Task requirements
Find the line in the material below that contains "Decode this image", then give it again, with all later lines, exactly as shown.

Records provided below:

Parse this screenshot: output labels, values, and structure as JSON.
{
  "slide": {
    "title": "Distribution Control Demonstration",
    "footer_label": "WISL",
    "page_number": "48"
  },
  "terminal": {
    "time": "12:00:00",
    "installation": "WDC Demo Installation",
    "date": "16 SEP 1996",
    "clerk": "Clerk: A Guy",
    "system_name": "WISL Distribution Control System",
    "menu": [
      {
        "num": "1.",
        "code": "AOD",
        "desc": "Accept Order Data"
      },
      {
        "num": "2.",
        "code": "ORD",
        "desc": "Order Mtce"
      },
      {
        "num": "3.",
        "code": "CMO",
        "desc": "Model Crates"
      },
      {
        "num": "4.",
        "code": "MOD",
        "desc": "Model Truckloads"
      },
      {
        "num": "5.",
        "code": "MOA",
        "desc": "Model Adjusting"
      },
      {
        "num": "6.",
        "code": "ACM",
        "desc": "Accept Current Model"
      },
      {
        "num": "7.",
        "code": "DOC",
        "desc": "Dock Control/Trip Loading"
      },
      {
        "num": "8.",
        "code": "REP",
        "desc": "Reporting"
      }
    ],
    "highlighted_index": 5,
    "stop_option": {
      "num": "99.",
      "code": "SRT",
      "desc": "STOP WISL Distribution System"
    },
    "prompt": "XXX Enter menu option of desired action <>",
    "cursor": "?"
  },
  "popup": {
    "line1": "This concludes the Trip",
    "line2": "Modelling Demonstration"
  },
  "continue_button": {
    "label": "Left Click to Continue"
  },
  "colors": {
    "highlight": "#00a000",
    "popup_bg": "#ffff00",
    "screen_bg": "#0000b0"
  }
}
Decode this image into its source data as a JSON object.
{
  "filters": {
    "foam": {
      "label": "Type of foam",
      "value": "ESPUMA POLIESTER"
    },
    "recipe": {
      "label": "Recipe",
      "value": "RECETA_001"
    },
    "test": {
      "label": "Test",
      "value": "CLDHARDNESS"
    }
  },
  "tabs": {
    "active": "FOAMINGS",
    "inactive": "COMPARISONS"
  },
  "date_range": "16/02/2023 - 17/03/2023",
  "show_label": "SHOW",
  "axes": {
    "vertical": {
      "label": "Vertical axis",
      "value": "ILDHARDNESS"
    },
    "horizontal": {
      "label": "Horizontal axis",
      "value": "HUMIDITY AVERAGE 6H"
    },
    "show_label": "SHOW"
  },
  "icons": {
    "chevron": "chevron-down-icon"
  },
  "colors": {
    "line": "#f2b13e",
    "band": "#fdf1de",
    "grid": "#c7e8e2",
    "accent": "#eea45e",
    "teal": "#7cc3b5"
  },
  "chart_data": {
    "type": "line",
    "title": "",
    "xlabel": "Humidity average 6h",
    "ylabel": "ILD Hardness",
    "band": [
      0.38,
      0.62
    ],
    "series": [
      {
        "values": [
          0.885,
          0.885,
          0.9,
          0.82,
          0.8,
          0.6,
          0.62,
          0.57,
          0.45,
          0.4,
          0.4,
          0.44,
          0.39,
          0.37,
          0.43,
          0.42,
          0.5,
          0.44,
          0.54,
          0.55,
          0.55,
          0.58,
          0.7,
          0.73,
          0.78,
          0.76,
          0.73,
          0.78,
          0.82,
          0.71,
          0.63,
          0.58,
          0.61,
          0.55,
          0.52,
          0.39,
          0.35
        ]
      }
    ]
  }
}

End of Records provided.

Result of this task
Decode this image into its source data as a JSON object.
{
  "filters": {
    "foam": {
      "label": "Type of foam",
      "value": "ESPUMA POLIESTER"
    },
    "recipe": {
      "label": "Recipe",
      "value": "RECETA_001"
    },
    "test": {
      "label": "Test",
      "value": "CLDHARDNESS"
    }
  },
  "tabs": {
    "active": "FOAMINGS",
    "inactive": "COMPARISONS"
  },
  "date_range": "16/02/2023 - 17/03/2023",
  "show_label": "SHOW",
  "axes": {
    "vertical": {
      "label": "Vertical axis",
      "value": "ILDHARDNESS"
    },
    "horizontal": {
      "label": "Horizontal axis",
      "value": "HUMIDITY AVERAGE 6H"
    },
    "show_label": "SHOW"
  },
  "icons": {
    "chevron": "chevron-down-icon"
  },
  "colors": {
    "line": "#f2b13e",
    "band": "#fdf1de",
    "grid": "#c7e8e2",
    "accent": "#eea45e",
    "teal": "#7cc3b5"
  },
  "chart_data": {
    "type": "line",
    "title": "",
    "xlabel": "Humidity average 6h",
    "ylabel": "ILD Hardness",
    "band": [
      0.38,
      0.62
    ],
    "series": [
      {
        "values": [
          0.885,
          0.885,
          0.9,
          0.82,
          0.8,
          0.6,
          0.62,
          0.57,
          0.45,
          0.4,
          0.4,
          0.44,
          0.39,
          0.37,
          0.43,
          0.42,
          0.5,
          0.44,
          0.54,
          0.55,
          0.55,
          0.58,
          0.7,
          0.73,
          0.78,
          0.76,
          0.73,
          0.78,
          0.82,
          0.71,
          0.63,
          0.58,
          0.61,
          0.55,
          0.52,
          0.39,
          0.35
        ]
      }
    ]
  }
}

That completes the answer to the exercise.